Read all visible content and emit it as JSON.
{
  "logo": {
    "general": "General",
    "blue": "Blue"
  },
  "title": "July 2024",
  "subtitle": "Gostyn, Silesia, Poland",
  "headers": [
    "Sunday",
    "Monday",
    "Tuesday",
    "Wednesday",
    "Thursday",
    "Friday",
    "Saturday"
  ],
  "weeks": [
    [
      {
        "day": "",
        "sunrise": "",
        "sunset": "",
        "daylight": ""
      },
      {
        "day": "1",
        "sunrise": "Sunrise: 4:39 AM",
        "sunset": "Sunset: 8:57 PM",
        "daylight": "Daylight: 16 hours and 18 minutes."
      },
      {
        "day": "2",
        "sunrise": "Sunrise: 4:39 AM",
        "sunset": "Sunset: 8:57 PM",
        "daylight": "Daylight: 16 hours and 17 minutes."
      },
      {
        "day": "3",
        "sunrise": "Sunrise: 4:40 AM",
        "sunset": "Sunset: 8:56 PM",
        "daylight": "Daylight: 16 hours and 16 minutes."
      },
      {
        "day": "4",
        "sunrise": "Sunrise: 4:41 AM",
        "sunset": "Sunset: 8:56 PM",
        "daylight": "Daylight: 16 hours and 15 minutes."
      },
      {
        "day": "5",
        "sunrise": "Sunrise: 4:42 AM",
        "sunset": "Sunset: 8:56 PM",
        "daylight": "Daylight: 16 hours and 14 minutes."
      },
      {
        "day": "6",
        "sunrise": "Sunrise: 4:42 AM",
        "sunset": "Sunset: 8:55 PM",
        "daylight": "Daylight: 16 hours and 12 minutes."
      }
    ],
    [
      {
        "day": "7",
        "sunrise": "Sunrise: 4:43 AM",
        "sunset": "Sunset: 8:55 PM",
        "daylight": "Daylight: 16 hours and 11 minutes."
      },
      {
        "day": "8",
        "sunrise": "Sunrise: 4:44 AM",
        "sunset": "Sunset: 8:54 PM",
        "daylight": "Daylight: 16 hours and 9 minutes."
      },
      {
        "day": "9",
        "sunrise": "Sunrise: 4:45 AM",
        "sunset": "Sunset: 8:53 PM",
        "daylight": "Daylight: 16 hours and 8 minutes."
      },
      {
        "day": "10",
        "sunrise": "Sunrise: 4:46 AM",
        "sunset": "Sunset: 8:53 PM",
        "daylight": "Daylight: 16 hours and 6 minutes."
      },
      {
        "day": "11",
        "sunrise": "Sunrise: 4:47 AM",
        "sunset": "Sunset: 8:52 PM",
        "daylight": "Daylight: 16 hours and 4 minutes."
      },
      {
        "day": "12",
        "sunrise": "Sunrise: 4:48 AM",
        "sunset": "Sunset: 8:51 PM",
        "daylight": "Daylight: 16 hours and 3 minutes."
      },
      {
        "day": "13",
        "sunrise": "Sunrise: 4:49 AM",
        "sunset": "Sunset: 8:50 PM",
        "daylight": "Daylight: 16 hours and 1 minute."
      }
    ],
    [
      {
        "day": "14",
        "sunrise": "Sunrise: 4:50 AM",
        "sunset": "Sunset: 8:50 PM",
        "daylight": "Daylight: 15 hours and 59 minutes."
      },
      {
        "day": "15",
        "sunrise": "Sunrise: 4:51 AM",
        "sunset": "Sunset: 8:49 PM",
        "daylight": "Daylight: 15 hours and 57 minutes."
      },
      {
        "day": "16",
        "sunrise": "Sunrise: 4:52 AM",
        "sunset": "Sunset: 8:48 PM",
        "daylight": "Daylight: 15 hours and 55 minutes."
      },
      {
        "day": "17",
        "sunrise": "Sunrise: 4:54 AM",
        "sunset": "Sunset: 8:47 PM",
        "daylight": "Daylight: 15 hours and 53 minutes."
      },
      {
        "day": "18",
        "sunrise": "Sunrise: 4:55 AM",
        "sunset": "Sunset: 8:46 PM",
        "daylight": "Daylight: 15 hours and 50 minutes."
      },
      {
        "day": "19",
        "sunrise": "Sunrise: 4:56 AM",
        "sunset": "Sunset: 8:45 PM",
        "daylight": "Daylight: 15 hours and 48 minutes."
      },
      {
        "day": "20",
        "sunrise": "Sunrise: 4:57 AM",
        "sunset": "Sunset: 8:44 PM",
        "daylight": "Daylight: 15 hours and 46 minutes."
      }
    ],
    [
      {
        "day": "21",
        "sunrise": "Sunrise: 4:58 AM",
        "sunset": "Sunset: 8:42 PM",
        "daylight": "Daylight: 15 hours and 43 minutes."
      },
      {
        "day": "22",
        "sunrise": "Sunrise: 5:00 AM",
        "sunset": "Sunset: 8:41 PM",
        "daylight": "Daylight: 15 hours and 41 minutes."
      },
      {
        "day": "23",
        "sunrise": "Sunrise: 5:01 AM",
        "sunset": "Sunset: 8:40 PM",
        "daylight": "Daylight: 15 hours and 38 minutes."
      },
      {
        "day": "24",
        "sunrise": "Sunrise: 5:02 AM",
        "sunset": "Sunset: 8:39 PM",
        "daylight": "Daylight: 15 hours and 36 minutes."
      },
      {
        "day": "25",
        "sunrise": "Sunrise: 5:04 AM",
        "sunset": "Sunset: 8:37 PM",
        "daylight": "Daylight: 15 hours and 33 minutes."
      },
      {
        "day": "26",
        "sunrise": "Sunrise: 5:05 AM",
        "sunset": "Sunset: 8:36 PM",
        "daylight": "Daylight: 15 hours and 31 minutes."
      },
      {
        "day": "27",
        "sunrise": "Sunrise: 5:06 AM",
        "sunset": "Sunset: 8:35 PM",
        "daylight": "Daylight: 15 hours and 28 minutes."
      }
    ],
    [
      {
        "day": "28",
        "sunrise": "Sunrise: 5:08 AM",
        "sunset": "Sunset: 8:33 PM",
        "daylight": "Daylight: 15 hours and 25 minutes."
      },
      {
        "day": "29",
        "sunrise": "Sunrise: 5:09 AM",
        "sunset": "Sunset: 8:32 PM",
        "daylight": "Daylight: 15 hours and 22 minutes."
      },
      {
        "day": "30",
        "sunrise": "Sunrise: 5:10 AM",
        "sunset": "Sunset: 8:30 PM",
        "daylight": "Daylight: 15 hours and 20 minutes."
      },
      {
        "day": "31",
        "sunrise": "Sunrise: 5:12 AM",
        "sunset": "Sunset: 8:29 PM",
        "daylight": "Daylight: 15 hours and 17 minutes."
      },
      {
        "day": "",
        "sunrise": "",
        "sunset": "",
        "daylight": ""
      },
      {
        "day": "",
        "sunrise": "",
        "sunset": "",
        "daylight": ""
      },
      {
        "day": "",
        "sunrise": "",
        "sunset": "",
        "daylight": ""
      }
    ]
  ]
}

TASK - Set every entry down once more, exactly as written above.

YOUR RESPONSE -
Read all visible content and emit it as JSON.
{
  "logo": {
    "general": "General",
    "blue": "Blue"
  },
  "title": "July 2024",
  "subtitle": "Gostyn, Silesia, Poland",
  "headers": [
    "Sunday",
    "Monday",
    "Tuesday",
    "Wednesday",
    "Thursday",
    "Friday",
    "Saturday"
  ],
  "weeks": [
    [
      {
        "day": "",
        "sunrise": "",
        "sunset": "",
        "daylight": ""
      },
      {
        "day": "1",
        "sunrise": "Sunrise: 4:39 AM",
        "sunset": "Sunset: 8:57 PM",
        "daylight": "Daylight: 16 hours and 18 minutes."
      },
      {
        "day": "2",
        "sunrise": "Sunrise: 4:39 AM",
        "sunset": "Sunset: 8:57 PM",
        "daylight": "Daylight: 16 hours and 17 minutes."
      },
      {
        "day": "3",
        "sunrise": "Sunrise: 4:40 AM",
        "sunset": "Sunset: 8:56 PM",
        "daylight": "Daylight: 16 hours and 16 minutes."
      },
      {
        "day": "4",
        "sunrise": "Sunrise: 4:41 AM",
        "sunset": "Sunset: 8:56 PM",
        "daylight": "Daylight: 16 hours and 15 minutes."
      },
      {
        "day": "5",
        "sunrise": "Sunrise: 4:42 AM",
        "sunset": "Sunset: 8:56 PM",
        "daylight": "Daylight: 16 hours and 14 minutes."
      },
      {
        "day": "6",
        "sunrise": "Sunrise: 4:42 AM",
        "sunset": "Sunset: 8:55 PM",
        "daylight": "Daylight: 16 hours and 12 minutes."
      }
    ],
    [
      {
        "day": "7",
        "sunrise": "Sunrise: 4:43 AM",
        "sunset": "Sunset: 8:55 PM",
        "daylight": "Daylight: 16 hours and 11 minutes."
      },
      {
        "day": "8",
        "sunrise": "Sunrise: 4:44 AM",
        "sunset": "Sunset: 8:54 PM",
        "daylight": "Daylight: 16 hours and 9 minutes."
      },
      {
        "day": "9",
        "sunrise": "Sunrise: 4:45 AM",
        "sunset": "Sunset: 8:53 PM",
        "daylight": "Daylight: 16 hours and 8 minutes."
      },
      {
        "day": "10",
        "sunrise": "Sunrise: 4:46 AM",
        "sunset": "Sunset: 8:53 PM",
        "daylight": "Daylight: 16 hours and 6 minutes."
      },
      {
        "day": "11",
        "sunrise": "Sunrise: 4:47 AM",
        "sunset": "Sunset: 8:52 PM",
        "daylight": "Daylight: 16 hours and 4 minutes."
      },
      {
        "day": "12",
        "sunrise": "Sunrise: 4:48 AM",
        "sunset": "Sunset: 8:51 PM",
        "daylight": "Daylight: 16 hours and 3 minutes."
      },
      {
        "day": "13",
        "sunrise": "Sunrise: 4:49 AM",
        "sunset": "Sunset: 8:50 PM",
        "daylight": "Daylight: 16 hours and 1 minute."
      }
    ],
    [
      {
        "day": "14",
        "sunrise": "Sunrise: 4:50 AM",
        "sunset": "Sunset: 8:50 PM",
        "daylight": "Daylight: 15 hours and 59 minutes."
      },
      {
        "day": "15",
        "sunrise": "Sunrise: 4:51 AM",
        "sunset": "Sunset: 8:49 PM",
        "daylight": "Daylight: 15 hours and 57 minutes."
      },
      {
        "day": "16",
        "sunrise": "Sunrise: 4:52 AM",
        "sunset": "Sunset: 8:48 PM",
        "daylight": "Daylight: 15 hours and 55 minutes."
      },
      {
        "day": "17",
        "sunrise": "Sunrise: 4:54 AM",
        "sunset": "Sunset: 8:47 PM",
        "daylight": "Daylight: 15 hours and 53 minutes."
      },
      {
        "day": "18",
        "sunrise": "Sunrise: 4:55 AM",
        "sunset": "Sunset: 8:46 PM",
        "daylight": "Daylight: 15 hours and 50 minutes."
      },
      {
        "day": "19",
        "sunrise": "Sunrise: 4:56 AM",
        "sunset": "Sunset: 8:45 PM",
        "daylight": "Daylight: 15 hours and 48 minutes."
      },
      {
        "day": "20",
        "sunrise": "Sunrise: 4:57 AM",
        "sunset": "Sunset: 8:44 PM",
        "daylight": "Daylight: 15 hours and 46 minutes."
      }
    ],
    [
      {
        "day": "21",
        "sunrise": "Sunrise: 4:58 AM",
        "sunset": "Sunset: 8:42 PM",
        "daylight": "Daylight: 15 hours and 43 minutes."
      },
      {
        "day": "22",
        "sunrise": "Sunrise: 5:00 AM",
        "sunset": "Sunset: 8:41 PM",
        "daylight": "Daylight: 15 hours and 41 minutes."
      },
      {
        "day": "23",
        "sunrise": "Sunrise: 5:01 AM",
        "sunset": "Sunset: 8:40 PM",
        "daylight": "Daylight: 15 hours and 38 minutes."
      },
      {
        "day": "24",
        "sunrise": "Sunrise: 5:02 AM",
        "sunset": "Sunset: 8:39 PM",
        "daylight": "Daylight: 15 hours and 36 minutes."
      },
      {
        "day": "25",
        "sunrise": "Sunrise: 5:04 AM",
        "sunset": "Sunset: 8:37 PM",
        "daylight": "Daylight: 15 hours and 33 minutes."
      },
      {
        "day": "26",
        "sunrise": "Sunrise: 5:05 AM",
        "sunset": "Sunset: 8:36 PM",
        "daylight": "Daylight: 15 hours and 31 minutes."
      },
      {
        "day": "27",
        "sunrise": "Sunrise: 5:06 AM",
        "sunset": "Sunset: 8:35 PM",
        "daylight": "Daylight: 15 hours and 28 minutes."
      }
    ],
    [
      {
        "day": "28",
        "sunrise": "Sunrise: 5:08 AM",
        "sunset": "Sunset: 8:33 PM",
        "daylight": "Daylight: 15 hours and 25 minutes."
      },
      {
        "day": "29",
        "sunrise": "Sunrise: 5:09 AM",
        "sunset": "Sunset: 8:32 PM",
        "daylight": "Daylight: 15 hours and 22 minutes."
      },
      {
        "day": "30",
        "sunrise": "Sunrise: 5:10 AM",
        "sunset": "Sunset: 8:30 PM",
        "daylight": "Daylight: 15 hours and 20 minutes."
      },
      {
        "day": "31",
        "sunrise": "Sunrise: 5:12 AM",
        "sunset": "Sunset: 8:29 PM",
        "daylight": "Daylight: 15 hours and 17 minutes."
      },
      {
        "day": "",
        "sunrise": "",
        "sunset": "",
        "daylight": ""
      },
      {
        "day": "",
        "sunrise": "",
        "sunset": "",
        "daylight": ""
      },
      {
        "day": "",
        "sunrise": "",
        "sunset": "",
        "daylight": ""
      }
    ]
  ]
}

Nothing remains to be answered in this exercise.